cellphones

For decades, the cybersecurity community has had a consistent message: Mixing the Internet and voting is a horrendous idea.

"I believe that's about the worst thing you can do in terms of election security in America, short of putting American ballot boxes on a Moscow street," howled Sen. Ron Wyden, D-Ore., on the Senate floor this year.

Gregg Bennett is an entrepreneur in Bellevue, Wash., and he knows a bit about tech. So when his smart phone started acting funny one day last April, he got a bad feeling.

"I was having trouble getting into my email account. And all of a sudden my phone went dead," he says. "I look at my phone and there's no signal. And I go, 'Oh no, something's happened here.'"

Today's teens have a lot on their plate. They strive for perfect grades, college-essay worthy volunteer gigs, trophies in multiple sports — and many of them still find hours a day to spend on social media.

"This is an incredibly stressful time to be a teenager," says pediatrician Megan Moreno, a researcher at the University of Wisconsin-Madison.

To get everything done, teens are "sacrificing their in-person time," Moreno says.
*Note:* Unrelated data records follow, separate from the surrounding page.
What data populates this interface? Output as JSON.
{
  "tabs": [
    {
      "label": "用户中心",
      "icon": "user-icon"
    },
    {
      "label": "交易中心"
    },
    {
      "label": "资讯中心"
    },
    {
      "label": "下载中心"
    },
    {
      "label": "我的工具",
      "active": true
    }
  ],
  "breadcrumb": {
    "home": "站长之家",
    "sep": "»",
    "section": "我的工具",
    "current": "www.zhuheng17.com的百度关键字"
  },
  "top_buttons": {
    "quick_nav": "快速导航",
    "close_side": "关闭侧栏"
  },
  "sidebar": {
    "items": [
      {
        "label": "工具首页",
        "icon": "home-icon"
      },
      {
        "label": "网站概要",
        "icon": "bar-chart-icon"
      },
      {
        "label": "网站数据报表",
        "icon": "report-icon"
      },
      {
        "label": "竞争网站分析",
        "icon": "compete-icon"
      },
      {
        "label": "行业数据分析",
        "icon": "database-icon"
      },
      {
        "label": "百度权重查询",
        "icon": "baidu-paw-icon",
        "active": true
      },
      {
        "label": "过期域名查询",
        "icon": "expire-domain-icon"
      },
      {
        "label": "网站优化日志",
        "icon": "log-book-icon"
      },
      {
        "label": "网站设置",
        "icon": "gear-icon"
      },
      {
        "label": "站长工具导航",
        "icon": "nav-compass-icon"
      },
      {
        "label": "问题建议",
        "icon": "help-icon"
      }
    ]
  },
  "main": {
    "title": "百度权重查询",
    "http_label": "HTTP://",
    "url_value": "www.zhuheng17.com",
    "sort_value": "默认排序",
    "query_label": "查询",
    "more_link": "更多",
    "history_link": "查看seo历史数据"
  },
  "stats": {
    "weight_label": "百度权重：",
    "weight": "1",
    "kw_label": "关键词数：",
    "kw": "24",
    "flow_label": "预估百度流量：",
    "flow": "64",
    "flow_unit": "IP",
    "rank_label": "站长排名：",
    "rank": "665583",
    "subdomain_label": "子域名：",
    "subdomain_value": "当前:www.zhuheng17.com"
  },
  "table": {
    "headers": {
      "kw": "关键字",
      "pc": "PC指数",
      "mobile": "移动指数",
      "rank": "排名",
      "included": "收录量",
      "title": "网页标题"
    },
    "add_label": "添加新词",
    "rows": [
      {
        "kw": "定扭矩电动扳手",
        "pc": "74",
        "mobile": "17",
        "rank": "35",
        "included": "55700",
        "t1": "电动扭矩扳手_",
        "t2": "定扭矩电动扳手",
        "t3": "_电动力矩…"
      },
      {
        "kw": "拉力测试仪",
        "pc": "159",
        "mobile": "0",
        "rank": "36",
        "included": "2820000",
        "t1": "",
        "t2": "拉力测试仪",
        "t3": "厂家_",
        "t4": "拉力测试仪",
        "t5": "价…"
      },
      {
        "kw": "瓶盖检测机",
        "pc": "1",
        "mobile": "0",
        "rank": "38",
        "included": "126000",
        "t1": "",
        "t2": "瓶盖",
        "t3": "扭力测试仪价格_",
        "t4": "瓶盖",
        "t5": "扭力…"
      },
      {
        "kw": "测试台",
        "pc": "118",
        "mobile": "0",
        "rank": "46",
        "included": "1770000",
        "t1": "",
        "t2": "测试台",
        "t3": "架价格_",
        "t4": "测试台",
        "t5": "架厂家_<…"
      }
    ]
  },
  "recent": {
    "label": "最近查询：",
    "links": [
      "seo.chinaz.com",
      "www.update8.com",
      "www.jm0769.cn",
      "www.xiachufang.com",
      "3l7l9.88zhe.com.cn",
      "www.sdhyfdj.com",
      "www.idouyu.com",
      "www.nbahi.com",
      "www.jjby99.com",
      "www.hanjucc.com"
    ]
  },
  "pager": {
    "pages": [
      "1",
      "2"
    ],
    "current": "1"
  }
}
This Week in Oklahoma Politics, KOSU's Michael Cross talks with Republican Political Consultant Neva Hill and ACLU Oklahoma Executive Director Ryan Kiesel about the Attorney General's announcement saying despite a Tenth Cicuit ruling, women in Oklahoma don't have the right to go topless, also the AG's cease and desist order against at-home rape kit companies he says aren't admissable in courts and a bipartisan group of lawmakers come out in support of a California law allowing college athletes to get endorsements like the pros.